Brett penned a great post about his reaction to the movie "Wall-E," and I have to say that I was also really affected by this movie emotionally. I don't know if it's the movie plus the affect of a pride celebration hangover, but today I have been really depressed, not to mention drained of energy.
Wall-E struck a chord with me mostly because of the irony that a lonesome machine longed for contact with another while existing on a trash infested, abandoned Earth. All the while, humans were floating in space getting fat, and were completely ignorant of their surroundings or one another. I thought the leitmotifs of "Sunday Clothes" and "It Only Takes a Moment" from Hello Dolly! were brilliant choices. Both songs are cheesy, trite, and hackneyed (I know because I performed them my sophomore year in high school), but the simple themes in both are often ones that make us smile and feel connected to one another, whether it be loved ones or strangers. In our world of technology and consumerism these simple pleasures are the most fragile, and when we begin to lose them, we begin to lose ourselves and our care for who and what is around us.
The levels that one can peel off from Wall-E range from ecological to sociological, and I'm glad that the shock of the magnificent desolation in Wall-E has caused Brett to pause and think about his consumption and and his interconnectedness to humanity.
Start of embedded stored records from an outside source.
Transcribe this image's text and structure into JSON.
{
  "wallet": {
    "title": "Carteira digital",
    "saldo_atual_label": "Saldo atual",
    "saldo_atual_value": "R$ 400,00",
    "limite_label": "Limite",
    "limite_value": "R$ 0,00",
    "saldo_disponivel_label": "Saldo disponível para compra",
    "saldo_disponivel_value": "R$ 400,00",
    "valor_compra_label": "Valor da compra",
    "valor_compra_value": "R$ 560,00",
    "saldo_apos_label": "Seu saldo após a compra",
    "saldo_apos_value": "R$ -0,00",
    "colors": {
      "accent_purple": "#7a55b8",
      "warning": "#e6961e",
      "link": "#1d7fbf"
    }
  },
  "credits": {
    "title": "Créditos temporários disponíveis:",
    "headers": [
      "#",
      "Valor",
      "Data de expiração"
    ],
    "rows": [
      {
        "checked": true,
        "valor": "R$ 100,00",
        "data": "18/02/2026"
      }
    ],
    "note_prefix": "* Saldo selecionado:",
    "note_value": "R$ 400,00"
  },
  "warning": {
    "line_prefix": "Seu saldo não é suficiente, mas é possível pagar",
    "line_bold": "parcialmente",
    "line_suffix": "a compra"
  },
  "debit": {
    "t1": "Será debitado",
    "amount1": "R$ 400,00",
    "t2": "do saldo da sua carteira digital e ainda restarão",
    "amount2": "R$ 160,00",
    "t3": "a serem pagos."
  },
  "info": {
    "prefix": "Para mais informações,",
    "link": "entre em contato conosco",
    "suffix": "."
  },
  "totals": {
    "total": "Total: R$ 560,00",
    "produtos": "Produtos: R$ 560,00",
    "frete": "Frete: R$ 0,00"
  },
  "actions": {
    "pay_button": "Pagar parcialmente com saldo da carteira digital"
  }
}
I hope that other adults react in this way, and more importantly I hope a generation of children are compelled to feel the same. Wall-E was the little engine that could, and he saved us and our planet in a movie but we all need to be a little like Wall-E if we're going to survive.
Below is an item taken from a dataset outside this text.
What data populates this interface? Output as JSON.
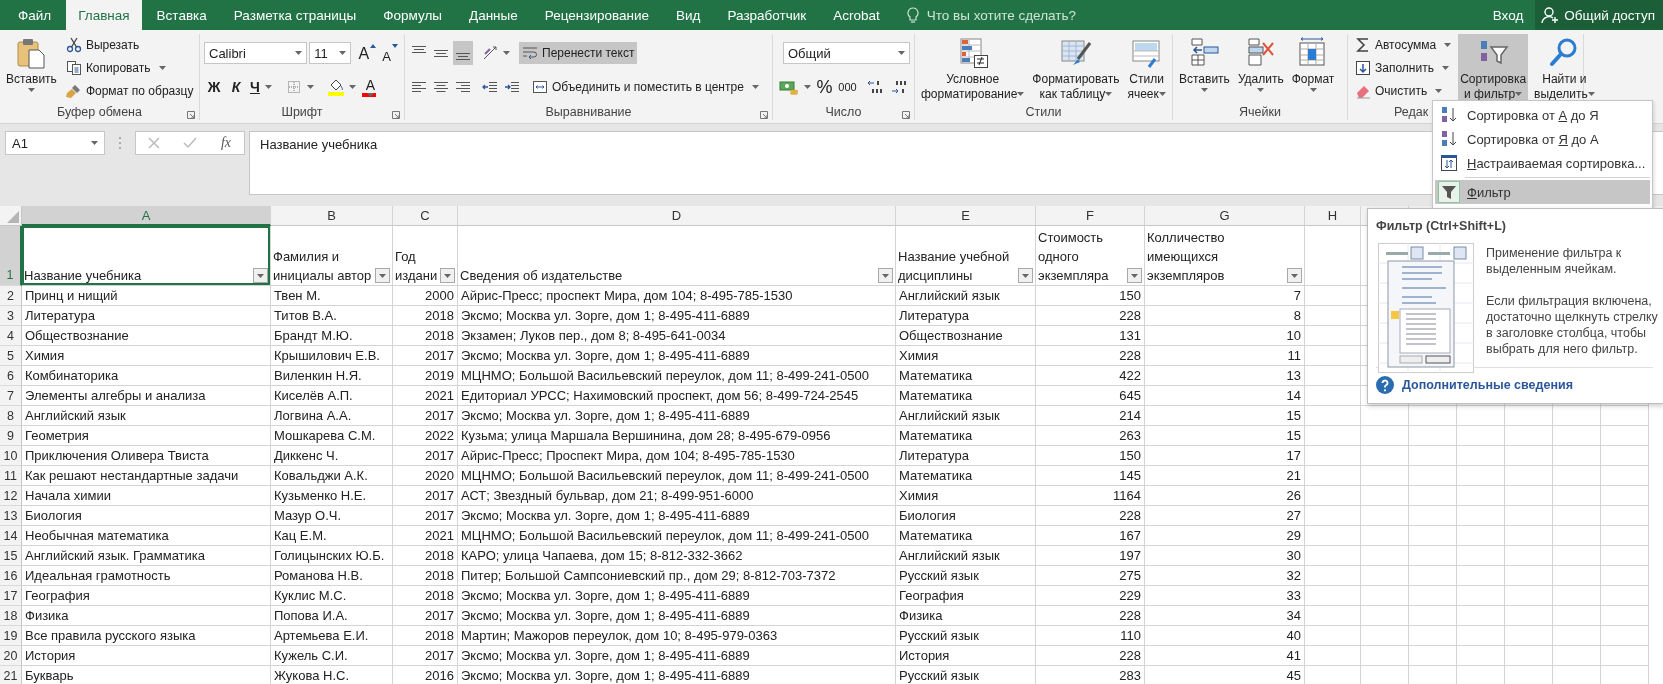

So, think about what you consume, and where it goes when you're done with it, and think about the people you love and strangers around you. Because if we don't, we're alone, in a world of junk.